Stored items
┄┄┄┄┄┄┄┄┄┄
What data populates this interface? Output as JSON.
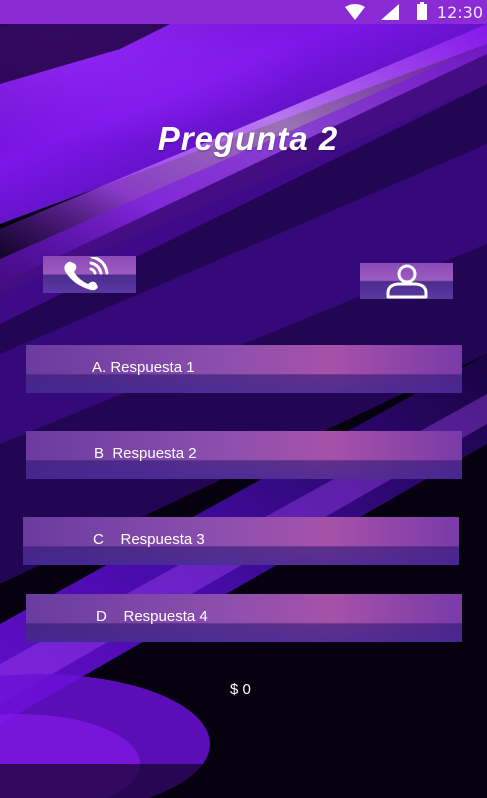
{
  "status_bar": {
    "time": "12:30",
    "icons": [
      "wifi-icon",
      "signal-icon",
      "battery-icon"
    ]
  },
  "question": {
    "title": "Pregunta 2"
  },
  "lifelines": {
    "call_icon": "phone-call-icon",
    "audience_icon": "person-icon"
  },
  "answers": [
    {
      "label": "A. Respuesta 1"
    },
    {
      "label": "B  Respuesta 2"
    },
    {
      "label": "C    Respuesta 3"
    },
    {
      "label": "D    Respuesta 4"
    }
  ],
  "prize": "$ 0",
  "colors": {
    "status_bar": "#8a2bd6",
    "accent_purple": "#9b1bff",
    "background": "#06010f",
    "button_pink": "#a552a8",
    "button_blue": "#4b2d8f"
  }
}
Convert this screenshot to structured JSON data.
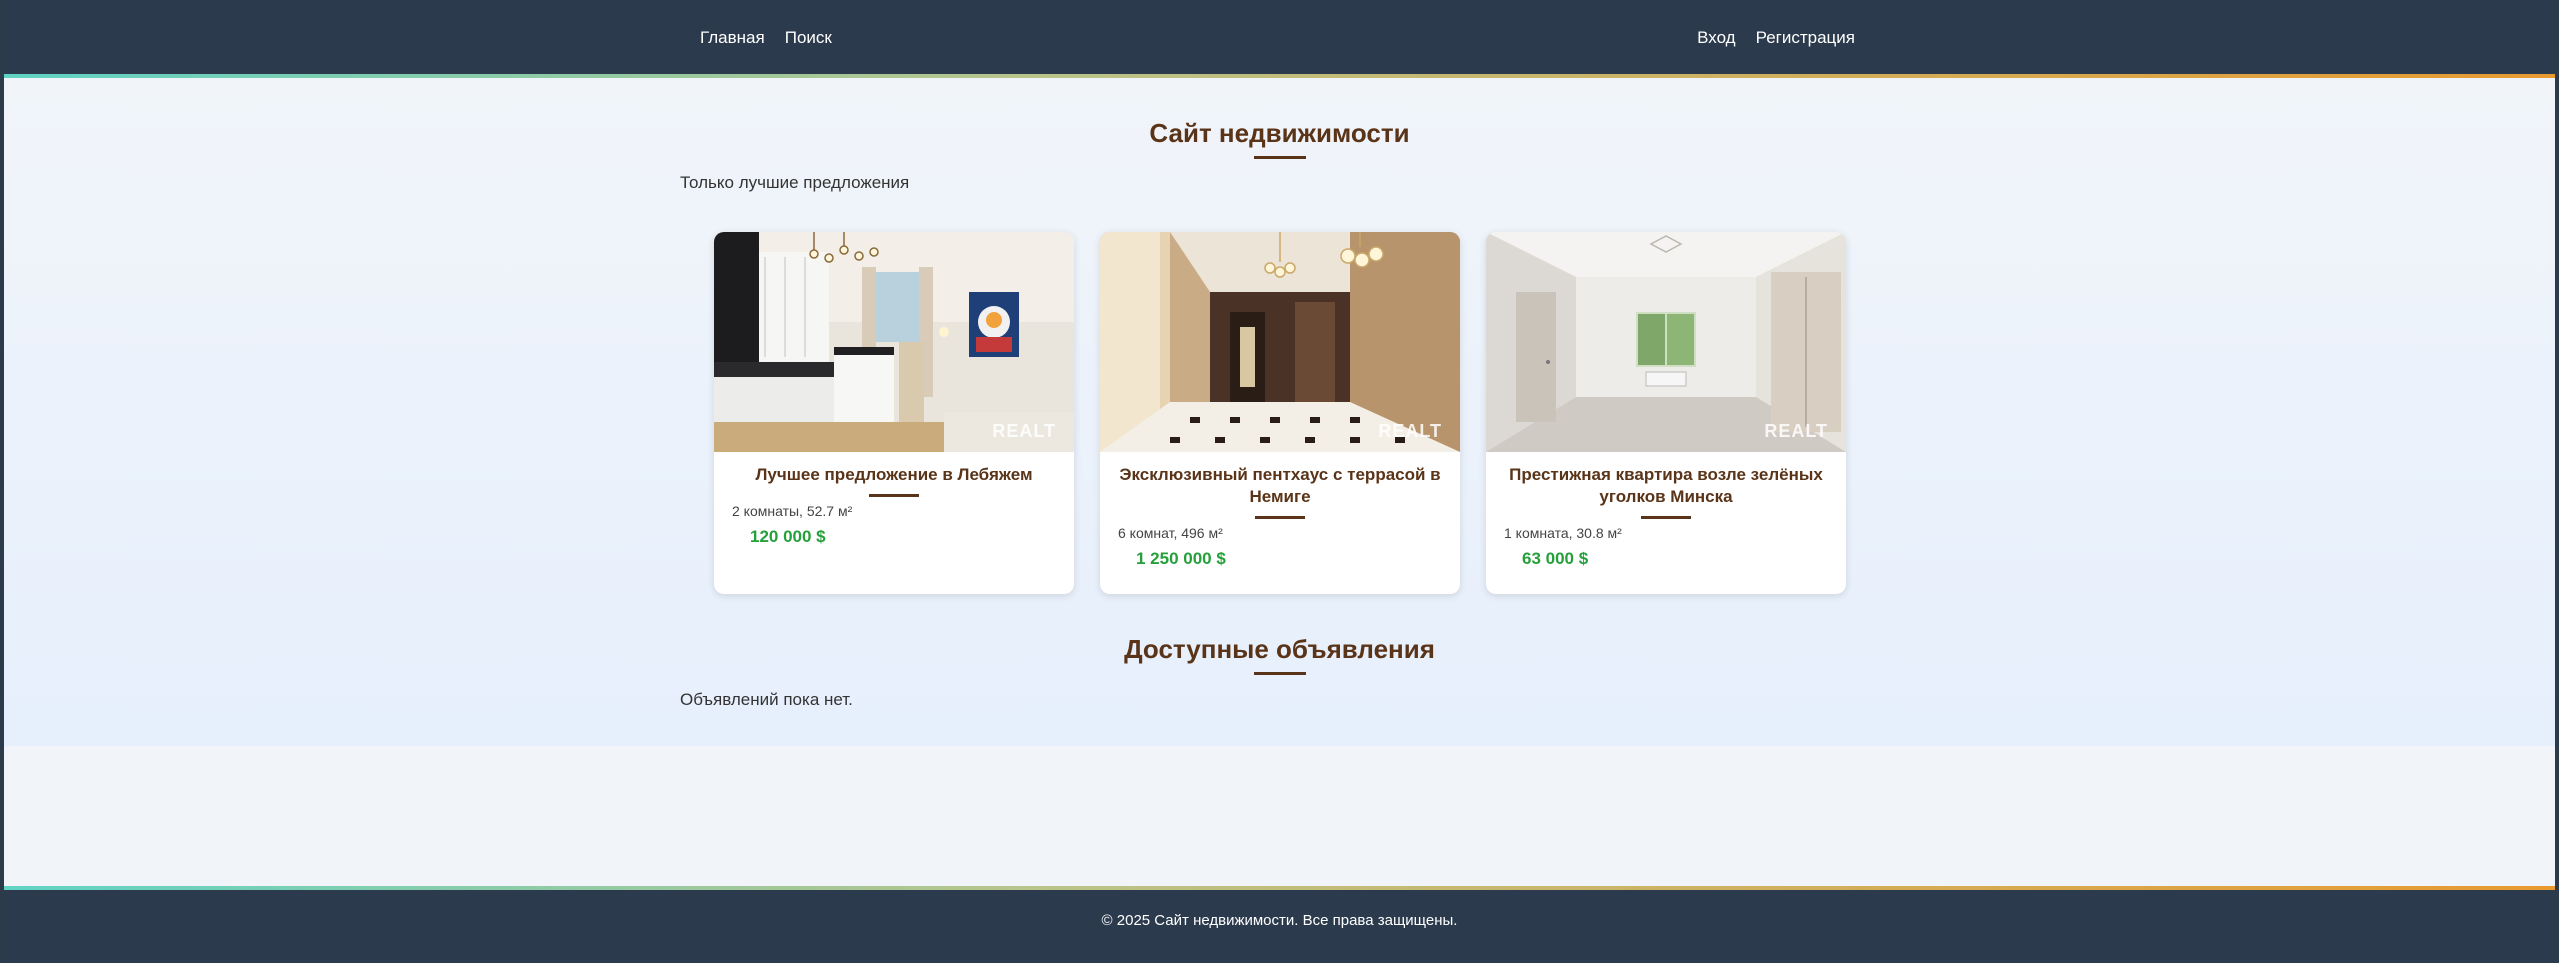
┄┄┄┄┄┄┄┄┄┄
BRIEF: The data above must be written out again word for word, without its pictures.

COMPLETED TASK:
What data populates this interface? Output as JSON.
{
  "status_bar": {
    "time": "12:30",
    "icons": [
      "wifi-icon",
      "signal-icon",
      "battery-icon"
    ]
  },
  "question": {
    "title": "Pregunta 2"
  },
  "lifelines": {
    "call_icon": "phone-call-icon",
    "audience_icon": "person-icon"
  },
  "answers": [
    {
      "label": "A. Respuesta 1"
    },
    {
      "label": "B  Respuesta 2"
    },
    {
      "label": "C    Respuesta 3"
    },
    {
      "label": "D    Respuesta 4"
    }
  ],
  "prize": "$ 0",
  "colors": {
    "status_bar": "#8a2bd6",
    "accent_purple": "#9b1bff",
    "background": "#06010f",
    "button_pink": "#a552a8",
    "button_blue": "#4b2d8f"
  }
}
Convert this screenshot to structured JSON data.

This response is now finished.